verb (used without object), grav·i·tat·ed, grav·i·tat·ing.
Origin of gravitate
Synonyms for gravitate
Related Words for gravitatingdrift, lean, incline, tend, move, drop, settle, descend, precipitate, approach, sink
Examples from the Web for gravitating
Contemporary Examples of gravitating
They are gravitating away from more established contemporary painters like Subodh Gupta.India's Hot Art Bazaar
January 26, 2011
Historical Examples of gravitating
A gravitating instrument for the same purpose as the training-pendulum.The Sailor's Word-Book
William Henry Smyth
Plainly, this was the gravitating point—the centre of motive and motion.The War Trail
Matthews' chip-pile showed where the winnings were gravitating.The Plow-Woman
It is an excellent symptom of his intellect, this of gravitating irresistibly towards realities.

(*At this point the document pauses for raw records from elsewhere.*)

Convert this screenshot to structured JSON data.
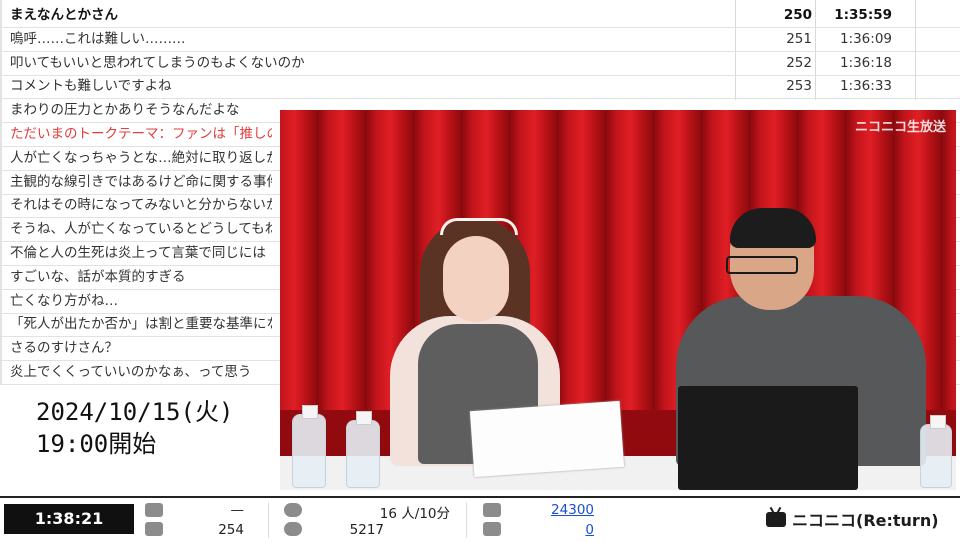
{
  "comments": [
    {
      "text": "まえなんとかさん",
      "num": "250",
      "time": "1:35:59",
      "style": "bold"
    },
    {
      "text": "嗚呼……これは難しい………",
      "num": "251",
      "time": "1:36:09",
      "style": ""
    },
    {
      "text": "叩いてもいいと思われてしまうのもよくないのか",
      "num": "252",
      "time": "1:36:18",
      "style": ""
    },
    {
      "text": "コメントも難しいですよね",
      "num": "253",
      "time": "1:36:33",
      "style": ""
    },
    {
      "text": "まわりの圧力とかありそうなんだよな",
      "style": "",
      "num": "",
      "time": ""
    },
    {
      "text": "ただいまのトークテーマ：ファンは「推しの炎上",
      "style": "red",
      "num": "",
      "time": ""
    },
    {
      "text": "人が亡くなっちゃうとな…絶対に取り返しがつ",
      "style": "",
      "num": "",
      "time": ""
    },
    {
      "text": "主観的な線引きではあるけど命に関する事件",
      "style": "",
      "num": "",
      "time": ""
    },
    {
      "text": "それはその時になってみないと分からないかも",
      "style": "",
      "num": "",
      "time": ""
    },
    {
      "text": "そうね、人が亡くなっているとどうしてもね……",
      "style": "",
      "num": "",
      "time": ""
    },
    {
      "text": "不倫と人の生死は炎上って言葉で同じには",
      "style": "",
      "num": "",
      "time": ""
    },
    {
      "text": "すごいな、話が本質的すぎる",
      "style": "",
      "num": "",
      "time": ""
    },
    {
      "text": "亡くなり方がね…",
      "style": "",
      "num": "",
      "time": ""
    },
    {
      "text": "「死人が出たか否か」は割と重要な基準にな",
      "style": "",
      "num": "",
      "time": ""
    },
    {
      "text": "さるのすけさん？",
      "style": "",
      "num": "",
      "time": ""
    },
    {
      "text": "炎上でくくっていいのかなぁ、って思う",
      "style": "",
      "num": "",
      "time": ""
    }
  ],
  "video": {
    "watermark": "ニコニコ生放送"
  },
  "schedule": {
    "date": "2024/10/15(火)",
    "start": "19:00開始"
  },
  "status": {
    "elapsed": "1:38:21",
    "comment_top": "—",
    "comment_count": "254",
    "viewers_rate": "16 人/10分",
    "viewers_total": "5217",
    "ad_points": "24300",
    "gift_points": "0"
  },
  "brand": {
    "logo_text": "ニコニコ(Re:turn)"
  },
  "colors": {
    "accent_red": "#e23c3c",
    "link_blue": "#1a4fd6"
  }
}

The original heat of every member of the solar system, including the sun, depended on the gravitating energy of its own mass.

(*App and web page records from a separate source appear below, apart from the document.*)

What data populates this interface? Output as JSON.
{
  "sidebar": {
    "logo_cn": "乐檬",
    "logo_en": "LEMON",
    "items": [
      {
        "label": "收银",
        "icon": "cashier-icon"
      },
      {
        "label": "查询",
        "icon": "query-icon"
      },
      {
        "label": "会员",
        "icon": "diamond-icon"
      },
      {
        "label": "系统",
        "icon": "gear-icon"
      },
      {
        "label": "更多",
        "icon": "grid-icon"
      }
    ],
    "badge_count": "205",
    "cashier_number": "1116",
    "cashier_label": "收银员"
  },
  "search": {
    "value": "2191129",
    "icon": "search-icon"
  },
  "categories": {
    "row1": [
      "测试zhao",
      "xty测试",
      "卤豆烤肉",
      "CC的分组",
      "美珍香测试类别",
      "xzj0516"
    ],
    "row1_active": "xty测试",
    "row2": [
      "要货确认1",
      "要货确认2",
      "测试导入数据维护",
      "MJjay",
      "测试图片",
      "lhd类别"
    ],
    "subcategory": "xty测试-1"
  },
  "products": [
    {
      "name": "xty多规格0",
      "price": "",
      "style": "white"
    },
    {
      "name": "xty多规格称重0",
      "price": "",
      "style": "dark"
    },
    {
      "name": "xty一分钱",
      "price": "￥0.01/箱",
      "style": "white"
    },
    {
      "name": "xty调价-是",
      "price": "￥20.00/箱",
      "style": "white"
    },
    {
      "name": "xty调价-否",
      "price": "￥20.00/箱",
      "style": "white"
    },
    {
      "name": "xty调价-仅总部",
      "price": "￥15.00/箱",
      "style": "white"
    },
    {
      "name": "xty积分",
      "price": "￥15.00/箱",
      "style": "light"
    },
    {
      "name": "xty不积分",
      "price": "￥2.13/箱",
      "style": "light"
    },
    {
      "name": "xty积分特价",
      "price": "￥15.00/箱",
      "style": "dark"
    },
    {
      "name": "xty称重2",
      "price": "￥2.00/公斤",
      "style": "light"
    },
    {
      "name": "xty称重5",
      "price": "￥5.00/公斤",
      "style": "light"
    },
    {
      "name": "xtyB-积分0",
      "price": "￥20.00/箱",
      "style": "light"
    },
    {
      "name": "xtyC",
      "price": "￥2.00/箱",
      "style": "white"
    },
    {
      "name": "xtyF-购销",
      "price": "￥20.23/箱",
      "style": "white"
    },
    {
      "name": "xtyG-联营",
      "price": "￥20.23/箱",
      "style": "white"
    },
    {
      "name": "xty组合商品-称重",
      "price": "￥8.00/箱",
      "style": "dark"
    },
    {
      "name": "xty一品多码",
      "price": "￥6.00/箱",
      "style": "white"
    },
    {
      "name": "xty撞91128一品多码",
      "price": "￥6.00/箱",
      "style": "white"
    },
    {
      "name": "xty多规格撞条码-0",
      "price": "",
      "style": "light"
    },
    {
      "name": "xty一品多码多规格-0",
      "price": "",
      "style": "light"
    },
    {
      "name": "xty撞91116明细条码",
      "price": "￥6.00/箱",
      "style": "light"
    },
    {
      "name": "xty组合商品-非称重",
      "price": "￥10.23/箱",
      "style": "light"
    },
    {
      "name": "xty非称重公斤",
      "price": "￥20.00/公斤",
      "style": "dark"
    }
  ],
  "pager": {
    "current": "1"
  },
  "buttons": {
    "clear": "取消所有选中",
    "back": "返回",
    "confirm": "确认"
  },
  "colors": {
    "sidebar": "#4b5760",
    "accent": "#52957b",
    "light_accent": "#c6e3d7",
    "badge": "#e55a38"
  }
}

1640s, "exert weight, move downward," from Modern Latin gravitatus, past participle of gravitare "gravitate," from Latin gravitas "heaviness, weight" (see gravity). Meaning "To be affected by gravity" is from 1690s. Figurative use from 1670s. Related: Gravitated; gravitating. The classical Latin verb was gravare "to make heavy, burden, oppress, aggravate."